§ **Your task**
The expected output is the data itself, duplicated in full.

(Entries from a dataset of interfaces)
★ ★ ★

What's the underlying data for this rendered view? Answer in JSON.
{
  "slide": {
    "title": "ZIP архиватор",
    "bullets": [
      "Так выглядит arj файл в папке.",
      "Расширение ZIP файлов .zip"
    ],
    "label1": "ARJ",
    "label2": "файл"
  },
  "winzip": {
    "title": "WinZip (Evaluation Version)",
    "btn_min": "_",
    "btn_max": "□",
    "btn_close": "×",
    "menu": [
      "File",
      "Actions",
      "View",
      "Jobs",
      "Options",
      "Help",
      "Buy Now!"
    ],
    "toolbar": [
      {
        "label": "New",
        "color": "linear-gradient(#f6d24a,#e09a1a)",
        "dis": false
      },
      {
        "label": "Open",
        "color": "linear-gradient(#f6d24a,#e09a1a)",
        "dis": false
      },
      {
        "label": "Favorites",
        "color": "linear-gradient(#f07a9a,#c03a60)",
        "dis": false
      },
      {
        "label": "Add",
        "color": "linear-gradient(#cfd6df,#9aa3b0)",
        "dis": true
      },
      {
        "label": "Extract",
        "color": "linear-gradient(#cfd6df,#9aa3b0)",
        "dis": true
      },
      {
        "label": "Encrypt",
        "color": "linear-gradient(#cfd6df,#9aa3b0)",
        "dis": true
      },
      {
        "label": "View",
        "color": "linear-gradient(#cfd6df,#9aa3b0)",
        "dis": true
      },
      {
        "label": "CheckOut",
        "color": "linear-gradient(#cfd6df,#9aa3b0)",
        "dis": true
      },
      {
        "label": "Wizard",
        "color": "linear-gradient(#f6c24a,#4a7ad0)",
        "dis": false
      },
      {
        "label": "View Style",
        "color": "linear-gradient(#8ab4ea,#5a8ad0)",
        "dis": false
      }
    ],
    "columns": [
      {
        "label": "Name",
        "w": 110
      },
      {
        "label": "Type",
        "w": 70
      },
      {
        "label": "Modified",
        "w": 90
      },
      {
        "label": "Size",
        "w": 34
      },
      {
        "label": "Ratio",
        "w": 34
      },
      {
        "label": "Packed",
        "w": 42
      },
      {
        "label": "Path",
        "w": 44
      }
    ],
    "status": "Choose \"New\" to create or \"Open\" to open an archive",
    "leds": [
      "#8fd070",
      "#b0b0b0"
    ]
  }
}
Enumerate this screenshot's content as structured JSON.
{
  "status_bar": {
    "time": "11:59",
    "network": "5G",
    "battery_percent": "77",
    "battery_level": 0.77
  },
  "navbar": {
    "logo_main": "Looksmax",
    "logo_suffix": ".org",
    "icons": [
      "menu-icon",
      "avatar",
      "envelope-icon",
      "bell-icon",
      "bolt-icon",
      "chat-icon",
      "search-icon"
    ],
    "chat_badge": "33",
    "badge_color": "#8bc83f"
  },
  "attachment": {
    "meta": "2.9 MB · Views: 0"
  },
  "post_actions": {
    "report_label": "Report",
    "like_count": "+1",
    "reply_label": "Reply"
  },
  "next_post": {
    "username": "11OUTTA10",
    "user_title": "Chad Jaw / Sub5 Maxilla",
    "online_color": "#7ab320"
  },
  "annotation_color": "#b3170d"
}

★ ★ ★

§ **The completed task**
What's the underlying data for this rendered view? Answer in JSON.
{
  "slide": {
    "title": "ZIP архиватор",
    "bullets": [
      "Так выглядит arj файл в папке.",
      "Расширение ZIP файлов .zip"
    ],
    "label1": "ARJ",
    "label2": "файл"
  },
  "winzip": {
    "title": "WinZip (Evaluation Version)",
    "btn_min": "_",
    "btn_max": "□",
    "btn_close": "×",
    "menu": [
      "File",
      "Actions",
      "View",
      "Jobs",
      "Options",
      "Help",
      "Buy Now!"
    ],
    "toolbar": [
      {
        "label": "New",
        "color": "linear-gradient(#f6d24a,#e09a1a)",
        "dis": false
      },
      {
        "label": "Open",
        "color": "linear-gradient(#f6d24a,#e09a1a)",
        "dis": false
      },
      {
        "label": "Favorites",
        "color": "linear-gradient(#f07a9a,#c03a60)",
        "dis": false
      },
      {
        "label": "Add",
        "color": "linear-gradient(#cfd6df,#9aa3b0)",
        "dis": true
      },
      {
        "label": "Extract",
        "color": "linear-gradient(#cfd6df,#9aa3b0)",
        "dis": true
      },
      {
        "label": "Encrypt",
        "color": "linear-gradient(#cfd6df,#9aa3b0)",
        "dis": true
      },
      {
        "label": "View",
        "color": "linear-gradient(#cfd6df,#9aa3b0)",
        "dis": true
      },
      {
        "label": "CheckOut",
        "color": "linear-gradient(#cfd6df,#9aa3b0)",
        "dis": true
      },
      {
        "label": "Wizard",
        "color": "linear-gradient(#f6c24a,#4a7ad0)",
        "dis": false
      },
      {
        "label": "View Style",
        "color": "linear-gradient(#8ab4ea,#5a8ad0)",
        "dis": false
      }
    ],
    "columns": [
      {
        "label": "Name",
        "w": 110
      },
      {
        "label": "Type",
        "w": 70
      },
      {
        "label": "Modified",
        "w": 90
      },
      {
        "label": "Size",
        "w": 34
      },
      {
        "label": "Ratio",
        "w": 34
      },
      {
        "label": "Packed",
        "w": 42
      },
      {
        "label": "Path",
        "w": 44
      }
    ],
    "status": "Choose \"New\" to create or \"Open\" to open an archive",
    "leds": [
      "#8fd070",
      "#b0b0b0"
    ]
  }
}
Enumerate this screenshot's content as structured JSON.
{
  "status_bar": {
    "time": "11:59",
    "network": "5G",
    "battery_percent": "77",
    "battery_level": 0.77
  },
  "navbar": {
    "logo_main": "Looksmax",
    "logo_suffix": ".org",
    "icons": [
      "menu-icon",
      "avatar",
      "envelope-icon",
      "bell-icon",
      "bolt-icon",
      "chat-icon",
      "search-icon"
    ],
    "chat_badge": "33",
    "badge_color": "#8bc83f"
  },
  "attachment": {
    "meta": "2.9 MB · Views: 0"
  },
  "post_actions": {
    "report_label": "Report",
    "like_count": "+1",
    "reply_label": "Reply"
  },
  "next_post": {
    "username": "11OUTTA10",
    "user_title": "Chad Jaw / Sub5 Maxilla",
    "online_color": "#7ab320"
  },
  "annotation_color": "#b3170d"
}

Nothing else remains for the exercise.